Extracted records
- - - -

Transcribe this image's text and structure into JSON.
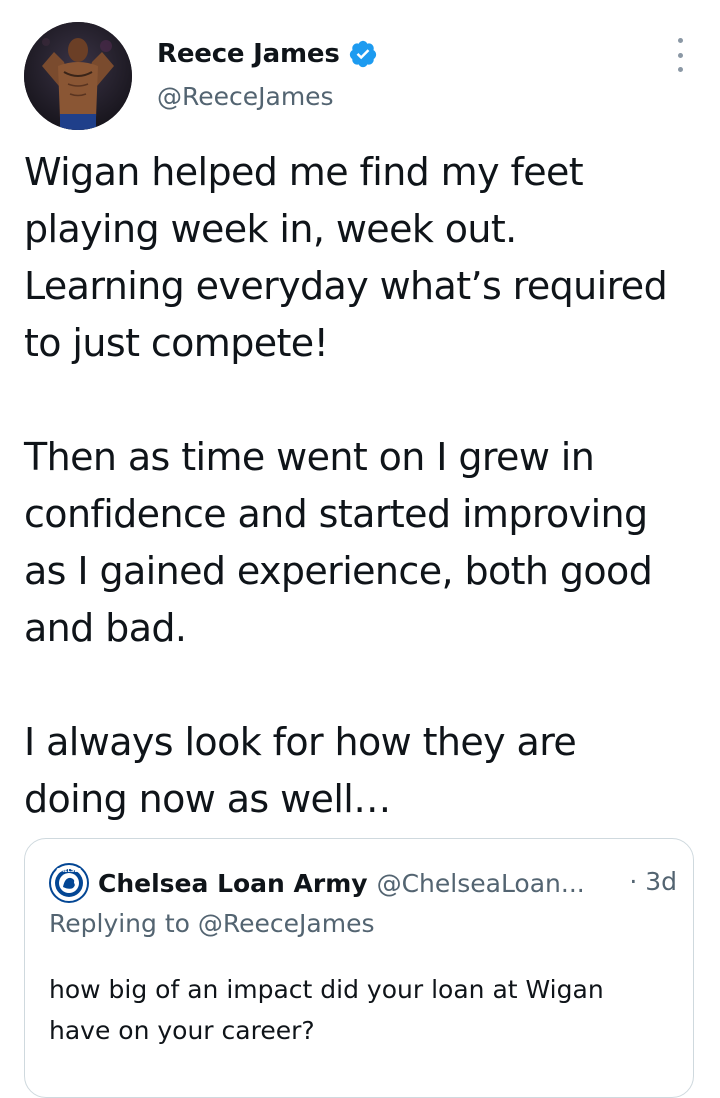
{
  "author": {
    "display_name": "Reece James",
    "handle": "@ReeceJames",
    "verified": true,
    "avatar_icon": "profile-photo"
  },
  "tweet": {
    "paragraphs": [
      [
        "Wigan helped me find my feet",
        "playing week in, week out.",
        "Learning everyday what’s required",
        "to just compete!"
      ],
      [
        "Then as time went on I grew in",
        "confidence and started improving",
        "as I gained experience, both good",
        "and bad."
      ],
      [
        "I always look for how they are",
        "doing now as well…"
      ]
    ]
  },
  "quoted_tweet": {
    "display_name": "Chelsea Loan Army",
    "handle": "@ChelseaLoan...",
    "separator": "·",
    "time": "3d",
    "reply_prefix": "Replying to",
    "reply_to": "@ReeceJames",
    "body_lines": [
      "how big of an impact did your loan at Wigan",
      "have on your career?"
    ],
    "avatar_icon": "chelsea-crest",
    "avatar_text": "CHELSEA"
  },
  "colors": {
    "text": "#0f1419",
    "secondary": "#536471",
    "verified_blue": "#1d9bf0",
    "border": "#cfd9de"
  }
}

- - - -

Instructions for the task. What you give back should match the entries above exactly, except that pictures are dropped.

Exercise output.
Transcribe this image's text and structure into JSON.
{
  "author": {
    "display_name": "Reece James",
    "handle": "@ReeceJames",
    "verified": true,
    "avatar_icon": "profile-photo"
  },
  "tweet": {
    "paragraphs": [
      [
        "Wigan helped me find my feet",
        "playing week in, week out.",
        "Learning everyday what’s required",
        "to just compete!"
      ],
      [
        "Then as time went on I grew in",
        "confidence and started improving",
        "as I gained experience, both good",
        "and bad."
      ],
      [
        "I always look for how they are",
        "doing now as well…"
      ]
    ]
  },
  "quoted_tweet": {
    "display_name": "Chelsea Loan Army",
    "handle": "@ChelseaLoan...",
    "separator": "·",
    "time": "3d",
    "reply_prefix": "Replying to",
    "reply_to": "@ReeceJames",
    "body_lines": [
      "how big of an impact did your loan at Wigan",
      "have on your career?"
    ],
    "avatar_icon": "chelsea-crest",
    "avatar_text": "CHELSEA"
  },
  "colors": {
    "text": "#0f1419",
    "secondary": "#536471",
    "verified_blue": "#1d9bf0",
    "border": "#cfd9de"
  }
}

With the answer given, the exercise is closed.